As Buffalo’s offense has evolved recently to how defenses are playing them, they’ve become more option-heavy and are now third in the NFL in run-pass options (96).
Allen is tied for second with 74 pass attempts off RPOs and trails only Jalen Hurts (80) for the league lead. The Bills’ go-to RPO concept is an RPO glance, where they pair the run action with a five-step slant that runs into the space vacated by the linebackers stepping up to play the run.
Playing cover-two against RPOs helps coverage players stay leveraged on those in-breakers and could allow more freedom for the middle of the field zones to stay in the passing lanes.
(via Matt Bowen)
And with safety Kyle Dugger healthy the second time around, the Pats can use Dugger in the box to either play underneath in-breakers or contain Allen on read-option plays by scrape exchanging.
Like sticking with the running game as much as possible, the Pats will probably play man coverage when the situation calls for it, like on third down, for example.
But the book is out on how to slow down Buffalo’s offense. With New England’s advantage in the trenches, they won’t get exposed on the ground with fewer defenders in the box. There are mismatches up and down the line of scrimmage with the Pats’ front versus Buffalo’s O-Line (example: NT Davon Godchaux vs. center Mitch Morse).
Although anything is possible with Belichick, one would expect a zone-heavy plan that resembles how the Patriots shut down Justin Herbert and the Chargers in Week 8.
1. Pats LBs Matthew Judon & Kyle Van Noy vs. Bills OTs Spencer Brown & Daryl Williams
With starting left tackle Dion Dawkins on the COVID list, the Pats could have juicy matchups against two backup tackles, and Brown really struggled on the left side last week. However, containing Allen is as important as pressuring him. The Pats let him extend outside the pocket a few too many times in Week 13, so expect a heavier emphasis on rush lane integrity. New England should feel good about keeping Allen at bay if they make him beat them from the pocket, but they can’t let him survive on broken plays.
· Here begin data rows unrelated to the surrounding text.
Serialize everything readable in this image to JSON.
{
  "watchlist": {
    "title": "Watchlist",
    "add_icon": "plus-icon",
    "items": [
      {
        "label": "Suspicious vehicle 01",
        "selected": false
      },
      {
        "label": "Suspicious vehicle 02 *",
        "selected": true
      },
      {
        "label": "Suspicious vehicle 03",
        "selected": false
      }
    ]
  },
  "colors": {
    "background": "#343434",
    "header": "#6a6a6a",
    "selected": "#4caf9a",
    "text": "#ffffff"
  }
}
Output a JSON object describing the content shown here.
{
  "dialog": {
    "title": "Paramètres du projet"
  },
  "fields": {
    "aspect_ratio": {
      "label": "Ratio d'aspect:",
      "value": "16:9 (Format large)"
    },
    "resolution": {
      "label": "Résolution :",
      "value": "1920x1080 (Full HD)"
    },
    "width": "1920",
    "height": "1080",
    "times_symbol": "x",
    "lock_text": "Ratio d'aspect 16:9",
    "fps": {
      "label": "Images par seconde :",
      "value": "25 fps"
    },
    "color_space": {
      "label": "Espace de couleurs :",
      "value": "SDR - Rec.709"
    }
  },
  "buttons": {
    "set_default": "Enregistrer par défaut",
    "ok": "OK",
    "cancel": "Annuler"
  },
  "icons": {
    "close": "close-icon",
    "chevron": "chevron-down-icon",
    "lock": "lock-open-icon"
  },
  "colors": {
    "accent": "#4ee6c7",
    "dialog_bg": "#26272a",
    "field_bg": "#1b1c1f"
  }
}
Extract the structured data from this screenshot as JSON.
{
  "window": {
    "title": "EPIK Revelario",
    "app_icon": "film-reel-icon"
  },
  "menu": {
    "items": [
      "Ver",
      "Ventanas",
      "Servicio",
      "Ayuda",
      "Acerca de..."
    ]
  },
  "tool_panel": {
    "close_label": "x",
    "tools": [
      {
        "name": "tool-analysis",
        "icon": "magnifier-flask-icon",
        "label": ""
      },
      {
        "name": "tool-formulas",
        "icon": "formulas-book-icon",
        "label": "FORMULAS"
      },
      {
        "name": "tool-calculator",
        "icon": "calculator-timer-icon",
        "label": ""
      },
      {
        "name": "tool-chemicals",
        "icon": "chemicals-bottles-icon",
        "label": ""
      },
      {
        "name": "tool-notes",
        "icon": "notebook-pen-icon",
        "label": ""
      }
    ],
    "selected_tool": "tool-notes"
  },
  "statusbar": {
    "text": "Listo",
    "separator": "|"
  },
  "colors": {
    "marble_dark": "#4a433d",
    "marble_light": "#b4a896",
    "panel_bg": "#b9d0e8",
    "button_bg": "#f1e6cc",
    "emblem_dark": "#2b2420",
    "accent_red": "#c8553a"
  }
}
2. Pats CB J.C. Jackson vs. Bills WR Stefon Diggs
Jackson was excellent on Diggs in the last matchup, holding him to two catches for 32 yards on four targets. Although we could see them double number one (Diggs) with Jackson on Gabriel Davis at times, one would think it’ll be Jackson on Diggs when it’s winning time. It’s a marquee matchup between two 2021 Pro Bowlers.
3. Pats QB Mac Jones vs. Bills Safety Duo Micah Hyde & Jordan Poyer
We had this as one of our key matchups last time, but it bears repeating. Hyde and Poyer are the best safety tandem in football and what makes them so dangerous is that they are interchangeable. Their flexibility allows the Bills to disguise their defensive structure, and they can both play closer to the line of scrimmage as threats to blitz, run or pass. Mac needs to know where Hyde and Poyer are at all times.